→ Assignment
Without changing anything, set down every line shown below.

→ Element data from apps and pages
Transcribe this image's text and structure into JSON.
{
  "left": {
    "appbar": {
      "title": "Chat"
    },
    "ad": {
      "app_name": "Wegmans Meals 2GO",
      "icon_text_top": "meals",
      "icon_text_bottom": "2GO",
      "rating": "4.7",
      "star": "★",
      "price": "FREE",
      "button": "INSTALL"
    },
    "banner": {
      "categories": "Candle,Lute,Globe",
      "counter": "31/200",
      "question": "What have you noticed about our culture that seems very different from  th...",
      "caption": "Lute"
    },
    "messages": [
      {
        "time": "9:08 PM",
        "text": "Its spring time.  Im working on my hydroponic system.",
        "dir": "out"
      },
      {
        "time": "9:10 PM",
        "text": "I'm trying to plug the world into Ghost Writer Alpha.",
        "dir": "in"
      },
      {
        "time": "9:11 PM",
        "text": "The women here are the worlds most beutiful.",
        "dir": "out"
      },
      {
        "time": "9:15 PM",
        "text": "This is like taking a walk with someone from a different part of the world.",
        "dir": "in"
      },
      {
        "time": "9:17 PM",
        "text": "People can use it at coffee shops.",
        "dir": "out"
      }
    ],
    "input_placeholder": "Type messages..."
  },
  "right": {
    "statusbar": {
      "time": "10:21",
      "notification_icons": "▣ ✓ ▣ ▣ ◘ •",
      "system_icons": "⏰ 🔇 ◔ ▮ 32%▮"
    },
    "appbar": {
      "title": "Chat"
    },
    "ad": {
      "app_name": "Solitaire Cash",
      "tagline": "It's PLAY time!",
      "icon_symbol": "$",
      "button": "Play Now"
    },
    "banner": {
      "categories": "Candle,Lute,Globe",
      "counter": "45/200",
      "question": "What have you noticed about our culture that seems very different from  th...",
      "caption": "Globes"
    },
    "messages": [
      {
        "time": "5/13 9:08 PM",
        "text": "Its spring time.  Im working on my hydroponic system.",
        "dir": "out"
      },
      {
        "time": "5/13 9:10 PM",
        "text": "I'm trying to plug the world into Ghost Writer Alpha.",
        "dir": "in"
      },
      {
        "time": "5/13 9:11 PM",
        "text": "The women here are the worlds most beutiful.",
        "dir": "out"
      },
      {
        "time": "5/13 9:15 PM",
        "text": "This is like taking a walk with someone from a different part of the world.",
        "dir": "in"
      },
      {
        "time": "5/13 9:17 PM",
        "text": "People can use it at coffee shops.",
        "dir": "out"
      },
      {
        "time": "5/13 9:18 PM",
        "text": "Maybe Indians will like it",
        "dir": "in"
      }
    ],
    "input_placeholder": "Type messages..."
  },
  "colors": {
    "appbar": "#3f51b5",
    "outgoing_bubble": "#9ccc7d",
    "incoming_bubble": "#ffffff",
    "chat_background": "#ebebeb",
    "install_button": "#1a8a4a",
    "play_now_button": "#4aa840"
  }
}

→ Task solution
Transcribe this image's text and structure into JSON.
{
  "left": {
    "appbar": {
      "title": "Chat"
    },
    "ad": {
      "app_name": "Wegmans Meals 2GO",
      "icon_text_top": "meals",
      "icon_text_bottom": "2GO",
      "rating": "4.7",
      "star": "★",
      "price": "FREE",
      "button": "INSTALL"
    },
    "banner": {
      "categories": "Candle,Lute,Globe",
      "counter": "31/200",
      "question": "What have you noticed about our culture that seems very different from  th...",
      "caption": "Lute"
    },
    "messages": [
      {
        "time": "9:08 PM",
        "text": "Its spring time.  Im working on my hydroponic system.",
        "dir": "out"
      },
      {
        "time": "9:10 PM",
        "text": "I'm trying to plug the world into Ghost Writer Alpha.",
        "dir": "in"
      },
      {
        "time": "9:11 PM",
        "text": "The women here are the worlds most beutiful.",
        "dir": "out"
      },
      {
        "time": "9:15 PM",
        "text": "This is like taking a walk with someone from a different part of the world.",
        "dir": "in"
      },
      {
        "time": "9:17 PM",
        "text": "People can use it at coffee shops.",
        "dir": "out"
      }
    ],
    "input_placeholder": "Type messages..."
  },
  "right": {
    "statusbar": {
      "time": "10:21",
      "notification_icons": "▣ ✓ ▣ ▣ ◘ •",
      "system_icons": "⏰ 🔇 ◔ ▮ 32%▮"
    },
    "appbar": {
      "title": "Chat"
    },
    "ad": {
      "app_name": "Solitaire Cash",
      "tagline": "It's PLAY time!",
      "icon_symbol": "$",
      "button": "Play Now"
    },
    "banner": {
      "categories": "Candle,Lute,Globe",
      "counter": "45/200",
      "question": "What have you noticed about our culture that seems very different from  th...",
      "caption": "Globes"
    },
    "messages": [
      {
        "time": "5/13 9:08 PM",
        "text": "Its spring time.  Im working on my hydroponic system.",
        "dir": "out"
      },
      {
        "time": "5/13 9:10 PM",
        "text": "I'm trying to plug the world into Ghost Writer Alpha.",
        "dir": "in"
      },
      {
        "time": "5/13 9:11 PM",
        "text": "The women here are the worlds most beutiful.",
        "dir": "out"
      },
      {
        "time": "5/13 9:15 PM",
        "text": "This is like taking a walk with someone from a different part of the world.",
        "dir": "in"
      },
      {
        "time": "5/13 9:17 PM",
        "text": "People can use it at coffee shops.",
        "dir": "out"
      },
      {
        "time": "5/13 9:18 PM",
        "text": "Maybe Indians will like it",
        "dir": "in"
      }
    ],
    "input_placeholder": "Type messages..."
  },
  "colors": {
    "appbar": "#3f51b5",
    "outgoing_bubble": "#9ccc7d",
    "incoming_bubble": "#ffffff",
    "chat_background": "#ebebeb",
    "install_button": "#1a8a4a",
    "play_now_button": "#4aa840"
  }
}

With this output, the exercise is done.